- Is it really invasive? Or is it more about it not being perfect?
- Where are we at with facial recognition? What would be the source for their data? How are they recognizing these faces, anyway?
- Is this more about concern over the possibility of errors? Wrongful imprisonment? Are they simply worried about being sued? Or do they really care about our right to privacy?
- What part does AI bias play into this?
- If we recognize that bias exists, what steps are being taken to eliminate the bias? Is there a way to estimate or predict bias?
- Is the ban worth it? Do we need more like it? What about other forms of recognition? Voice recognition, airport scanning, etc.?
- Can chickens really identify faces?
Links in the episode:
STUDY: Facial feature discovery for ethnicity recognition
San Francisco just banned facial-recognition technology
SF Ban on Face Recognition – Acquisition of Surveillance Technology
Facial recognition data collected by U.S. customs agency stolen by hackers
Facial Recognition Software Wrongly Identifies 28 Lawmakers As Crime Suspects
Does object recognition work for everyone?

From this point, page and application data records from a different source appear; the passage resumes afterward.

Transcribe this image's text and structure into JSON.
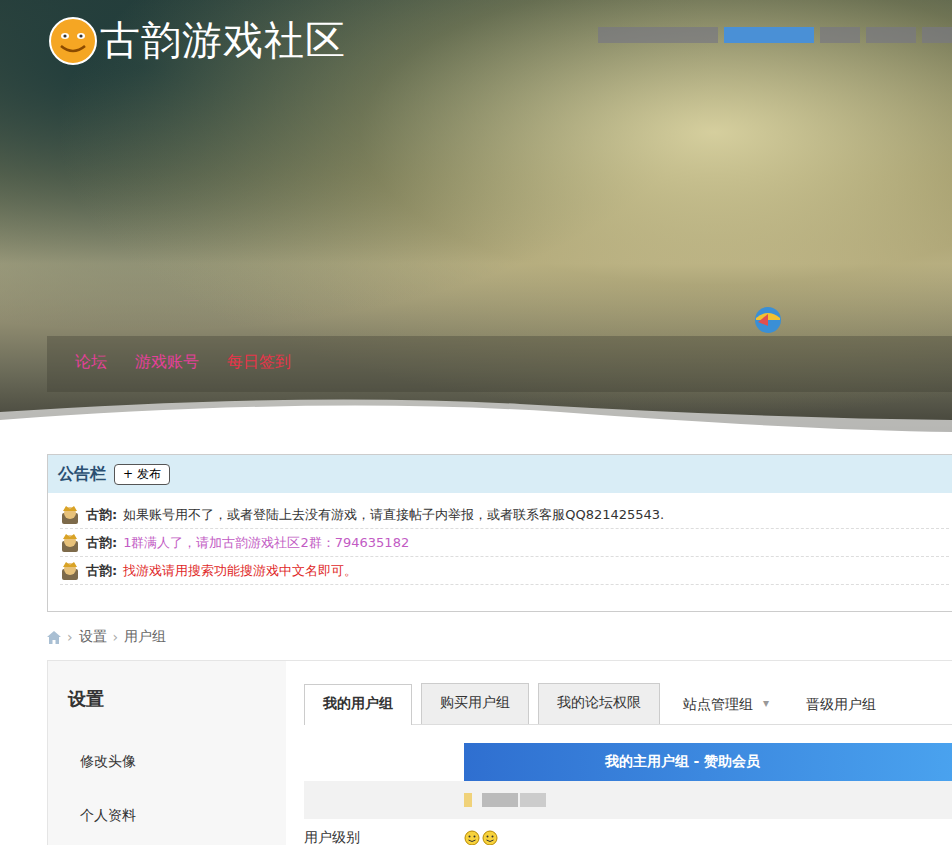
{
  "logo": {
    "text": "古韵游戏社区"
  },
  "nav": [
    {
      "label": "论坛",
      "selected": false,
      "color": "#e6409b"
    },
    {
      "label": "游戏账号",
      "selected": false,
      "color": "#e6409b"
    },
    {
      "label": "每日签到",
      "selected": false,
      "color": "#e8344a"
    }
  ],
  "notice": {
    "title": "公告栏",
    "publish_button": "+ 发布",
    "items": [
      {
        "author": "古韵:",
        "text": "如果账号用不了，或者登陆上去没有游戏，请直接帖子内举报，或者联系客服QQ821425543.",
        "color": "#333333"
      },
      {
        "author": "古韵:",
        "text": "1群满人了，请加古韵游戏社区2群：794635182",
        "color": "#c25bc4"
      },
      {
        "author": "古韵:",
        "text": "找游戏请用搜索功能搜游戏中文名即可。",
        "color": "#e02828"
      }
    ]
  },
  "breadcrumb": [
    "设置",
    "用户组"
  ],
  "sidebar": {
    "title": "设置",
    "items": [
      "修改头像",
      "个人资料"
    ]
  },
  "tabs": [
    {
      "label": "我的用户组",
      "selected": true
    },
    {
      "label": "购买用户组",
      "selected": false
    },
    {
      "label": "我的论坛权限",
      "selected": false
    }
  ],
  "menus": [
    {
      "label": "站点管理组",
      "arrow": "▾"
    },
    {
      "label": "晋级用户组",
      "arrow": ""
    }
  ],
  "group_table": {
    "header": "我的主用户组 - 赞助会员",
    "rows": [
      {
        "label": "",
        "level_icons": 0,
        "blurred": true
      },
      {
        "label": "用户级别",
        "level_icons": 2,
        "blurred": false
      }
    ]
  }
}
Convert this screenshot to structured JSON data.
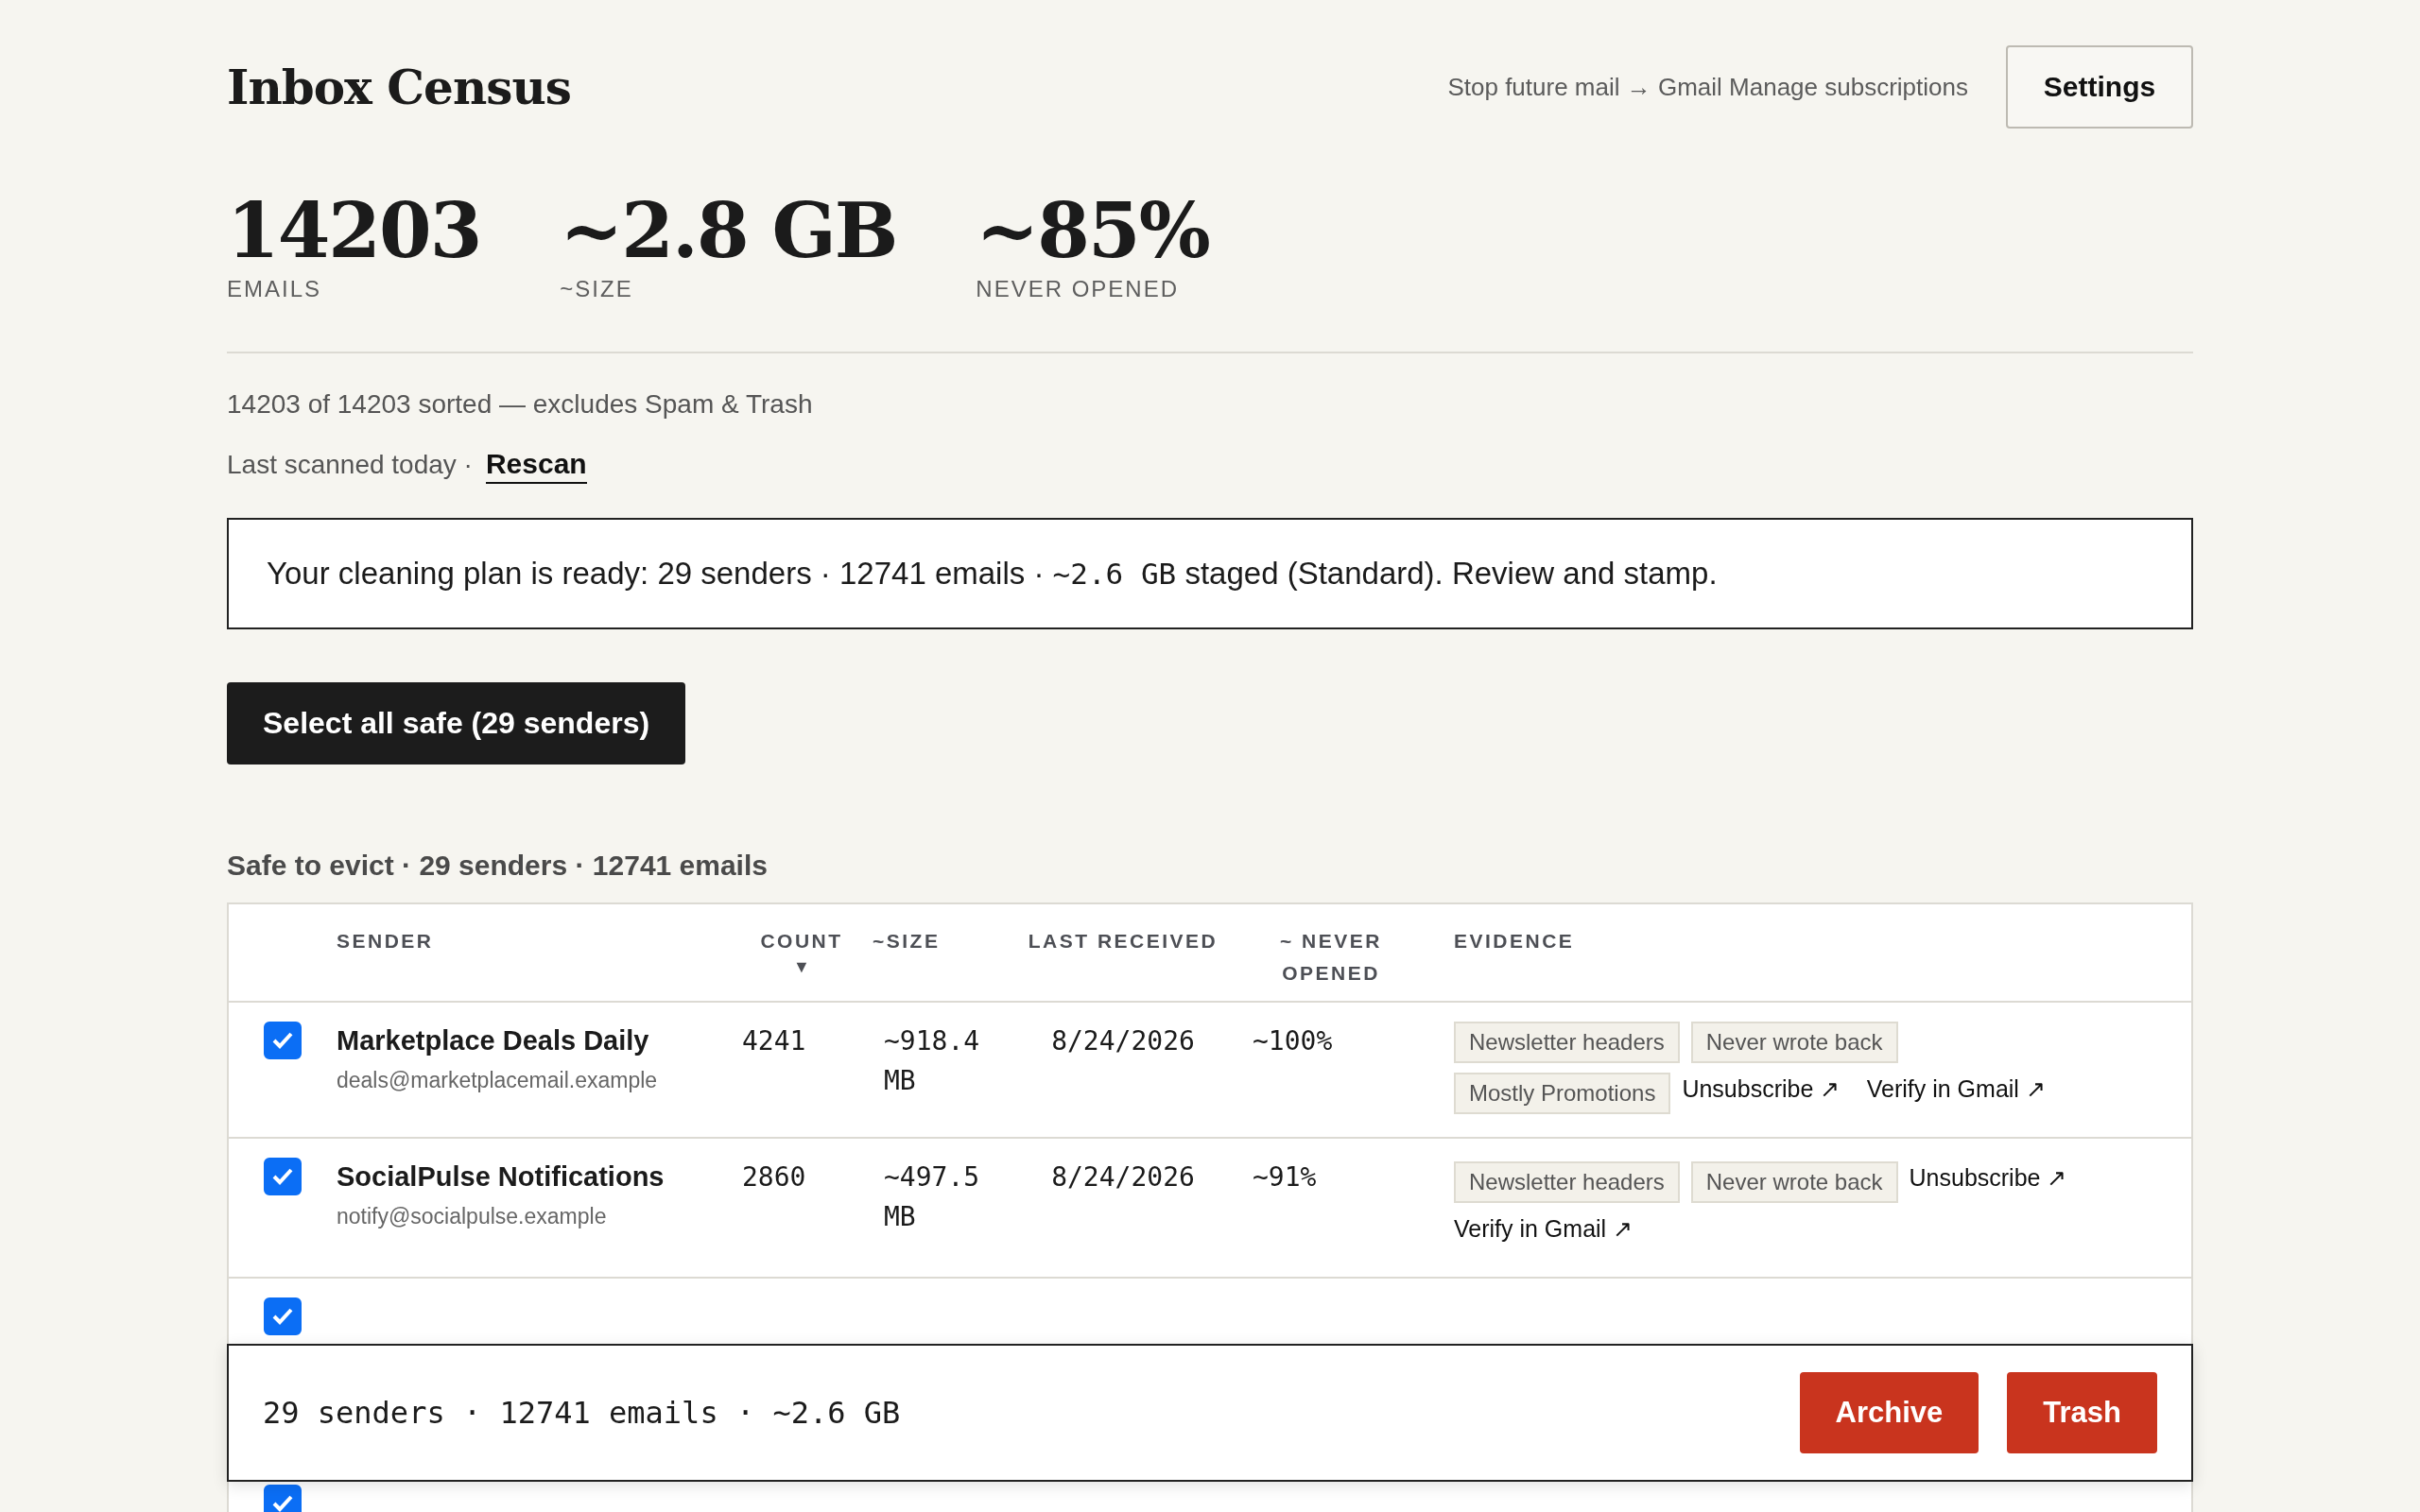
{
  "header": {
    "title": "Inbox Census",
    "nav_link": "Stop future mail → Gmail Manage subscriptions",
    "settings_button": "Settings"
  },
  "stats": [
    {
      "value": "14203",
      "label": "EMAILS"
    },
    {
      "value": "~2.8 GB",
      "label": "~SIZE"
    },
    {
      "value": "~85%",
      "label": "NEVER OPENED"
    }
  ],
  "sorted_note": "14203 of 14203 sorted — excludes Spam & Trash",
  "scan": {
    "text": "Last scanned today ·",
    "link": "Rescan"
  },
  "banner": {
    "text_before": "Your cleaning plan is ready: 29 senders · 12741 emails · ",
    "mono": "~2.6 GB",
    "text_after": " staged (Standard). Review and stamp."
  },
  "select_button": "Select all safe (29 senders)",
  "section_title": "Safe to evict · 29 senders · 12741 emails",
  "table": {
    "columns": [
      {
        "label": "SENDER"
      },
      {
        "label": "COUNT",
        "sort": "▼"
      },
      {
        "label": "~SIZE"
      },
      {
        "label": "LAST RECEIVED"
      },
      {
        "label": "~ NEVER OPENED"
      },
      {
        "label": "EVIDENCE"
      }
    ],
    "rows": [
      {
        "selected": true,
        "name": "Marketplace Deals Daily",
        "email": "deals@marketplacemail.example",
        "count": "4241",
        "size": "~918.4 MB",
        "last_received": "8/24/2026",
        "never_opened": "~100%",
        "tags": [
          "Newsletter headers",
          "Never wrote back",
          "Mostly Promotions"
        ],
        "links": [
          "Unsubscribe ↗",
          "Verify in Gmail ↗"
        ]
      },
      {
        "selected": true,
        "name": "SocialPulse Notifications",
        "email": "notify@socialpulse.example",
        "count": "2860",
        "size": "~497.5 MB",
        "last_received": "8/24/2026",
        "never_opened": "~91%",
        "tags": [
          "Newsletter headers",
          "Never wrote back"
        ],
        "links": [
          "Unsubscribe ↗",
          "Verify in Gmail ↗"
        ]
      },
      {
        "selected": true
      },
      {
        "selected": true
      }
    ]
  },
  "action_bar": {
    "summary": "29 senders · 12741 emails · ~2.6 GB",
    "buttons": [
      "Archive",
      "Trash"
    ]
  }
}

A new method to assess bias in CV systems
Don’t smile for surveillance: Why airport face scans are a privacy trap
U.S. Customs and Border Protection says photos of travelers were taken in a data breach
Chickens Prefer Attractive People